“I don’t know. When people get arrested at home, they say they are going downtown,” she replies, shrugging.

“Not really,” I say, chuckling. There is a Garda station nearby, though.”

“That’s where I’m going then.”

“I’ll tell Cormac, though I am not sure where he is right now.”

That was interesting, but I’m more interested in the lady cop. She spoke to my soul. I promise myself that I’d find her again, but I can’t leave the pub unattended. As soon as I found Cormac, he was out the door. I patiently waited for all the party-going patrons to get the feck out, and then I start cleaning the kitchen. I am a clean-as-you-go kind of chef, so I don’t have much rubbish to clean up, but the grill and the fryer need a good cleaning. I also need to mop the floors. I sent the runners and my sous chef home at the end of the night. They were exhausted, and I don’t blame them. When I moved here permanently a few weeks ago, I thought I’d get a job at a local restaurant, but then Finola and Cormac decided to do food here, it worked out perfectly. I get to design the menu from scratch, and I’ve always wanted to do that. When I worked in Dublin, I was a line cook and didn’t have any say in what was served; also, my boss was a dick of the highest caliber. Moving here was the right choice.

Later that night, though, I guess it’s technically morning, I’m still cleaning the kitchen when I hear the bell chime that the front door is open. Cormac and Finola have long since gone to bed, leaving the bar to clean up in the morning. I thought those two said they locked up; they must have been mistaken, though. As I come out of the kitchen, I am surprised to see the lovely officer Finnegan standing there, still in her uniform.

“Is it too late for a pint?” she asks, wringing her hands.

“I am not sure we have much beer left, but I am sure I could rustle something up for you, officer.”


“Beautiful name for a beautiful girl,” I say, gesturing to the bar. She sits down. I find a still cold bottle of Guinness in the cooler under the bar.

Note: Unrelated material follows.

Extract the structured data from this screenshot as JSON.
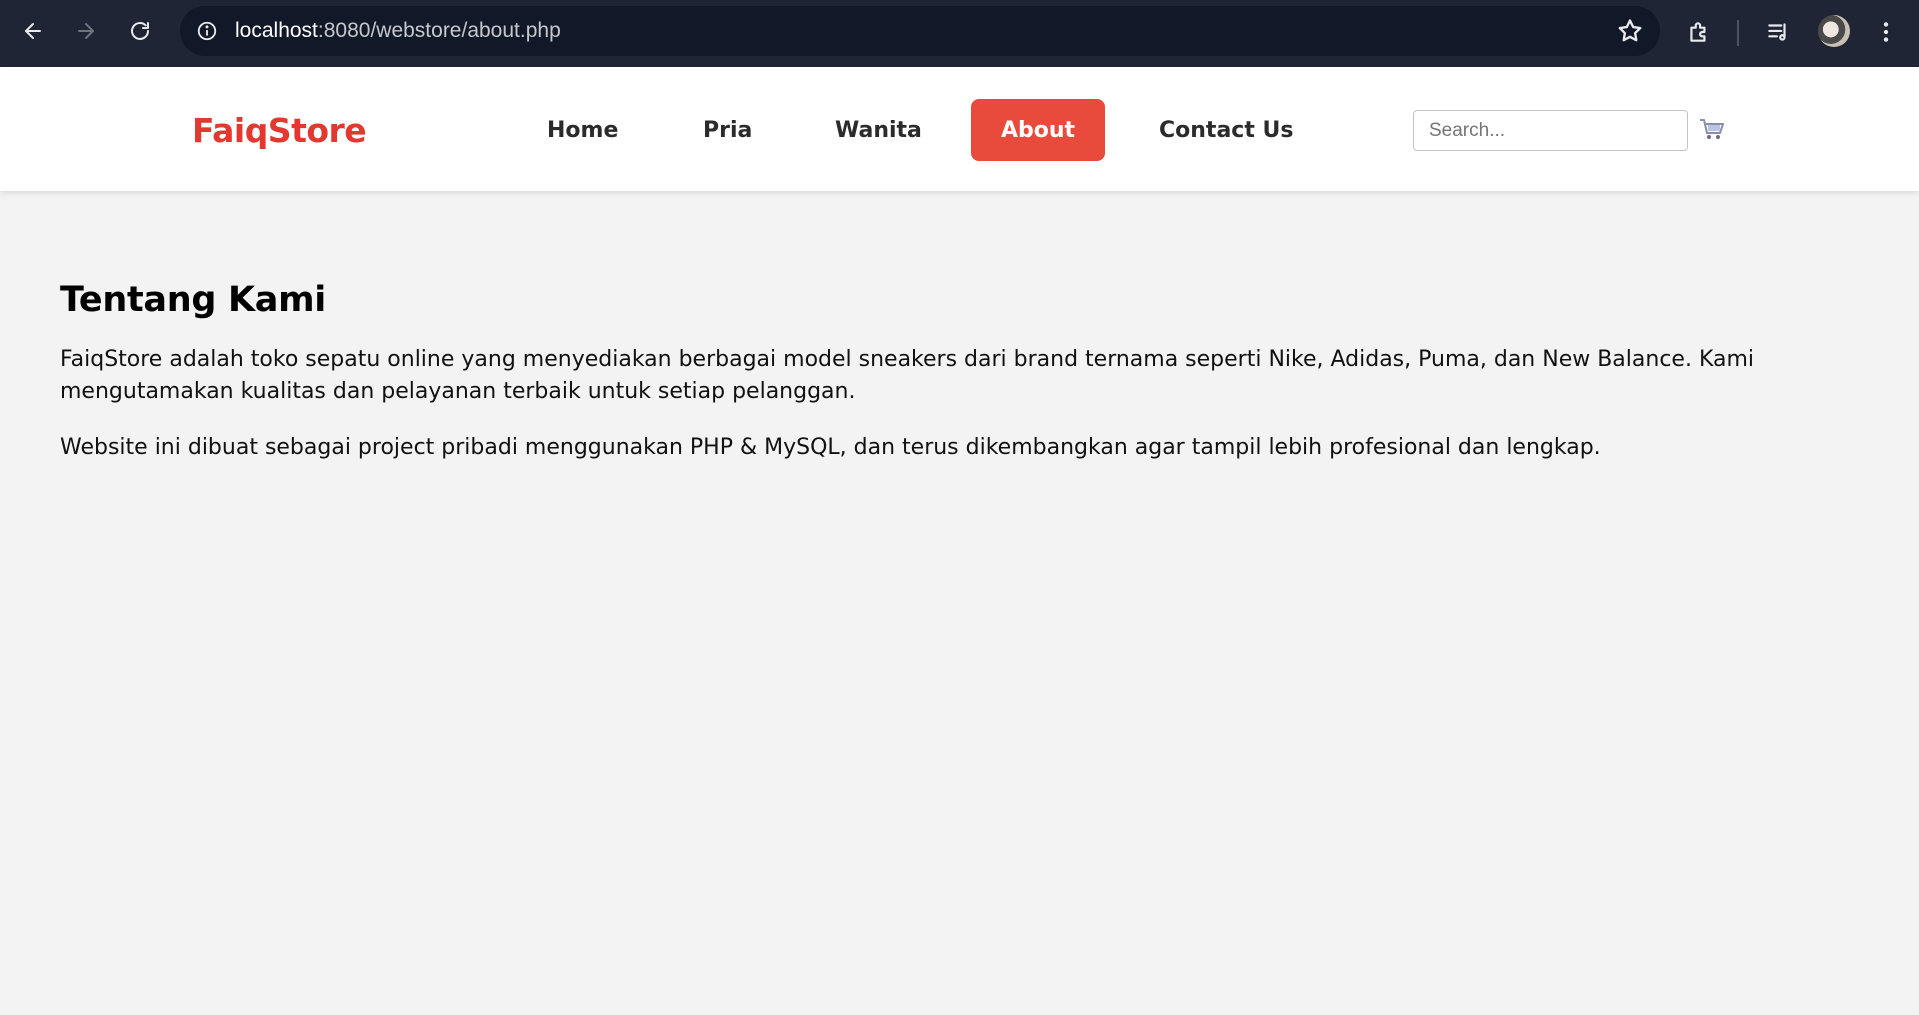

“Thanks, uh, I didn’t catch your name earlier.”

“Kiernan. Kiernan Whelan.” I extend my hand to her. She places her much smaller hand in mine. The zing of electricity that jolts into me might just be in my imagination, but I don’t think so.

“It was a rough night. Lots of drunk and disorderly arrests.”

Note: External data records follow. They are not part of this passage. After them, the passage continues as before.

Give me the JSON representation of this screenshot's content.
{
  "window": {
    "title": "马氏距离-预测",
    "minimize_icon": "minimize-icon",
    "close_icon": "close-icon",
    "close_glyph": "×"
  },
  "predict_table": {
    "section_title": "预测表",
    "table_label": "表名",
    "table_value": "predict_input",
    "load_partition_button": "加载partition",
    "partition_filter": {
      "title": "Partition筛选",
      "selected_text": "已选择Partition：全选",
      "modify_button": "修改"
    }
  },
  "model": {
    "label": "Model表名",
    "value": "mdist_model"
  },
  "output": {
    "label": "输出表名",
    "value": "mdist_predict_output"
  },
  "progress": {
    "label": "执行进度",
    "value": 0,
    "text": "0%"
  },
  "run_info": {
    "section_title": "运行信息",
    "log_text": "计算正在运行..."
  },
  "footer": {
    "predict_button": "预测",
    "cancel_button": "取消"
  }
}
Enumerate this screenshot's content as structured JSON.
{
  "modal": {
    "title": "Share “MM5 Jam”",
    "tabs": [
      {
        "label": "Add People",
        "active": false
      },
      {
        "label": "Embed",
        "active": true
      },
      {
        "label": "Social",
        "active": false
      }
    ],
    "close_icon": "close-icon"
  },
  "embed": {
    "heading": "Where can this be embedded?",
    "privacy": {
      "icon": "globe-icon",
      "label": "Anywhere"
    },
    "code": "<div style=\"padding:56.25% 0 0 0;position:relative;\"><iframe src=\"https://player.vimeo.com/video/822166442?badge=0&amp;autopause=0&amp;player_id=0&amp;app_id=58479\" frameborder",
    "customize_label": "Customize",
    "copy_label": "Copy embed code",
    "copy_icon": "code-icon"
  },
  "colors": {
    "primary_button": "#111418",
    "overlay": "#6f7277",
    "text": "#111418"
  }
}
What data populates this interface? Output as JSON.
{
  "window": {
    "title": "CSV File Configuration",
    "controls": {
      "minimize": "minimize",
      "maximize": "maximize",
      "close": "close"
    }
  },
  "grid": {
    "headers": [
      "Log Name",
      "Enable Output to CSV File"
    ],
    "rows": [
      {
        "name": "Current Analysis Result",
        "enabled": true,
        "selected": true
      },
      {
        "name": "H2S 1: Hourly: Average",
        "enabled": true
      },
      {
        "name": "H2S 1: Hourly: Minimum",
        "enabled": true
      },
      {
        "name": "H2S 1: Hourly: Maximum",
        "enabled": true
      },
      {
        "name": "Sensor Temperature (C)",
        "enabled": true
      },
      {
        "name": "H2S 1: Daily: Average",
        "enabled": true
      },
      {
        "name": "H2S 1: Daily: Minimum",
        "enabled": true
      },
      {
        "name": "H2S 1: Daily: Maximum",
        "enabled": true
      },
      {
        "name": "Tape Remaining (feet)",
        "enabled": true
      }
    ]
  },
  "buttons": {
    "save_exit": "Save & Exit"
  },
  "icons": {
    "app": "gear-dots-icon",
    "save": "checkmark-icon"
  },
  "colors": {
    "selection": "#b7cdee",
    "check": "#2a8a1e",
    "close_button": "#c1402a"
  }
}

“That’s to be expected, right?”

“Not usually. We don’t celebrate the holiday as American’s do. I usually pop into the church for confession and have a drink, but this was something else altogether. I’ve never seen that many people packed in here before. I’ve been an officer for three years now, but I’ve never had to work this holiday before. My feet are killing me. I don’t know why I’m telling you this or why I’m even here,” she says, chuckling with obvious embarrassment that I find adorable. She has a look of bewilderment on her face. I am all too happy to tell her about it.

“Don’t you?” I ask.

“I really don’t. I was walking to my flat and saw the light still on,” she says, shrugging.

“Bella, Bella, Bella,” I say, moving around the bar to stand in front of her.

“What?” she breathes.

“You came back here for me. I was going to come and find you later today, but this works too.”